→ **WHAT IS NEEDED**
Reproduce nothing but the lines from the one containing "Parse this screenshot: output" to the end of the records below, each exactly as written.

→ **SOURCE INFORMATION**
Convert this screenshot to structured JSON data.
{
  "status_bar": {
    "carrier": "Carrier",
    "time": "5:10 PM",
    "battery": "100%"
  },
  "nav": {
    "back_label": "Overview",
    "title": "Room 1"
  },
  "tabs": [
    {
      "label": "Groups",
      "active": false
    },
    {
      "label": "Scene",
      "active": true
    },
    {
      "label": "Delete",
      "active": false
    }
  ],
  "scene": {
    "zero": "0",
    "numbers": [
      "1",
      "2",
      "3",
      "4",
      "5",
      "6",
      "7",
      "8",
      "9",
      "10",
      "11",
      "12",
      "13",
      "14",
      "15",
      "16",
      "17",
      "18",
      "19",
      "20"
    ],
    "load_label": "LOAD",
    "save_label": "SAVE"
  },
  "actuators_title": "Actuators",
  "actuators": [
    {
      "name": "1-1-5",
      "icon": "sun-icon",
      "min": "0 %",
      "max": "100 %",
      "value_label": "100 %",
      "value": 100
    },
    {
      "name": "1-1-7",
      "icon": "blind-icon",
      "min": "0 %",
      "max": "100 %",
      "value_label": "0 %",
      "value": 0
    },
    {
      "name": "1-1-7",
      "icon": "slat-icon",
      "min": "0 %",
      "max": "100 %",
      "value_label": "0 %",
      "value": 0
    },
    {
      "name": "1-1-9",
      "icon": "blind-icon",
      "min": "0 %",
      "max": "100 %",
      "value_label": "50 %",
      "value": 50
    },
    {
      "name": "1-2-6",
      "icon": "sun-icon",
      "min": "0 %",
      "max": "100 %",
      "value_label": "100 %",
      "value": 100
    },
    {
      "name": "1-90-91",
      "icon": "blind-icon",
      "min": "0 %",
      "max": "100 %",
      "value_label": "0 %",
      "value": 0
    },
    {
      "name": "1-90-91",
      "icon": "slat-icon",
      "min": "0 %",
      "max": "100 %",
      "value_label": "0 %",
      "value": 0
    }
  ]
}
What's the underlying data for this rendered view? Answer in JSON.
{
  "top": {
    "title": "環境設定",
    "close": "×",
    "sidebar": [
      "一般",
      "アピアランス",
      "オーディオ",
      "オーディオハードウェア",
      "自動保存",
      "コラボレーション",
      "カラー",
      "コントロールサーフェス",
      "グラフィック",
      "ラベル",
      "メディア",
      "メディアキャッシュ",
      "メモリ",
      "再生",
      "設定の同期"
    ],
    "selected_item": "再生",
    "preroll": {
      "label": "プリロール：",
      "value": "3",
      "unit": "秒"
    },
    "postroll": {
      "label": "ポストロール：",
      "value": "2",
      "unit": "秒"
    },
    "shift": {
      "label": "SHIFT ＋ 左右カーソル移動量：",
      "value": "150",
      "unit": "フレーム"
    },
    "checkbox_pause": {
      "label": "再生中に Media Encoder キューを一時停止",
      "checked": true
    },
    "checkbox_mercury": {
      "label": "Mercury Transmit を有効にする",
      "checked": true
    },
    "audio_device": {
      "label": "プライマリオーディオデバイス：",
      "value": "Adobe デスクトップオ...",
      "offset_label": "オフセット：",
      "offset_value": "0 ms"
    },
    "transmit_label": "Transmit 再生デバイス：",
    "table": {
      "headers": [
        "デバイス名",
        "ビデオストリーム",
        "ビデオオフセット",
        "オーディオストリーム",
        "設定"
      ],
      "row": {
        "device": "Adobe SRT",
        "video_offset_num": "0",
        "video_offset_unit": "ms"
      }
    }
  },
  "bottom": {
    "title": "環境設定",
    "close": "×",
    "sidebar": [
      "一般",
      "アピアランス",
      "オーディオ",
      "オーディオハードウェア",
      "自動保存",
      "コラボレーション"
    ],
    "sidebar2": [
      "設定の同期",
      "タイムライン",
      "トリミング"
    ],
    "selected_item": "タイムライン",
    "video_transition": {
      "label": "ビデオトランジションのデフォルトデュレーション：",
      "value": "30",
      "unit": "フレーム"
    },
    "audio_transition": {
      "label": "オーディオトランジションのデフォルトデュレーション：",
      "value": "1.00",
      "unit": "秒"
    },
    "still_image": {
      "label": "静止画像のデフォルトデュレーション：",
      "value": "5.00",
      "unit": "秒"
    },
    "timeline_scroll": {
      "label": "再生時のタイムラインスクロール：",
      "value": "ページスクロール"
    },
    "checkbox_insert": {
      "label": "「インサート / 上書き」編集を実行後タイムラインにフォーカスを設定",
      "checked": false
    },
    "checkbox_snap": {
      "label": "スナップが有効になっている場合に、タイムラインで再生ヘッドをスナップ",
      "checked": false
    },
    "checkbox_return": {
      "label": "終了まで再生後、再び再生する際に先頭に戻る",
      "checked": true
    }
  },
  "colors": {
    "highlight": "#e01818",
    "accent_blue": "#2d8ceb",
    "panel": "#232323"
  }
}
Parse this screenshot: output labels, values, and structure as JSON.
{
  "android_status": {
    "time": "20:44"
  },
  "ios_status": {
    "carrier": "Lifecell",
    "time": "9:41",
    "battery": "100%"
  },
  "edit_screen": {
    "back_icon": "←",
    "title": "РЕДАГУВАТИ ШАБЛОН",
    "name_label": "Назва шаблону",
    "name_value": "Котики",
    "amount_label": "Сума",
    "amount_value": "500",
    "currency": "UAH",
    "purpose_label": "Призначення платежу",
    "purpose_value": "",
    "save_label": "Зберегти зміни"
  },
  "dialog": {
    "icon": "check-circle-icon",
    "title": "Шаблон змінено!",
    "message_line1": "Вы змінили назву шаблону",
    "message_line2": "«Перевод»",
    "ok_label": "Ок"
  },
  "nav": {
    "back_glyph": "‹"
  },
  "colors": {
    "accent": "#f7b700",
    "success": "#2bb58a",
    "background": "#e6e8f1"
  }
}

→ **SOLUTION BELOW**
Parse this screenshot: output labels, values, and structure as JSON.
{
  "android_status": {
    "time": "20:44"
  },
  "ios_status": {
    "carrier": "Lifecell",
    "time": "9:41",
    "battery": "100%"
  },
  "edit_screen": {
    "back_icon": "←",
    "title": "РЕДАГУВАТИ ШАБЛОН",
    "name_label": "Назва шаблону",
    "name_value": "Котики",
    "amount_label": "Сума",
    "amount_value": "500",
    "currency": "UAH",
    "purpose_label": "Призначення платежу",
    "purpose_value": "",
    "save_label": "Зберегти зміни"
  },
  "dialog": {
    "icon": "check-circle-icon",
    "title": "Шаблон змінено!",
    "message_line1": "Вы змінили назву шаблону",
    "message_line2": "«Перевод»",
    "ok_label": "Ок"
  },
  "nav": {
    "back_glyph": "‹"
  },
  "colors": {
    "accent": "#f7b700",
    "success": "#2bb58a",
    "background": "#e6e8f1"
  }
}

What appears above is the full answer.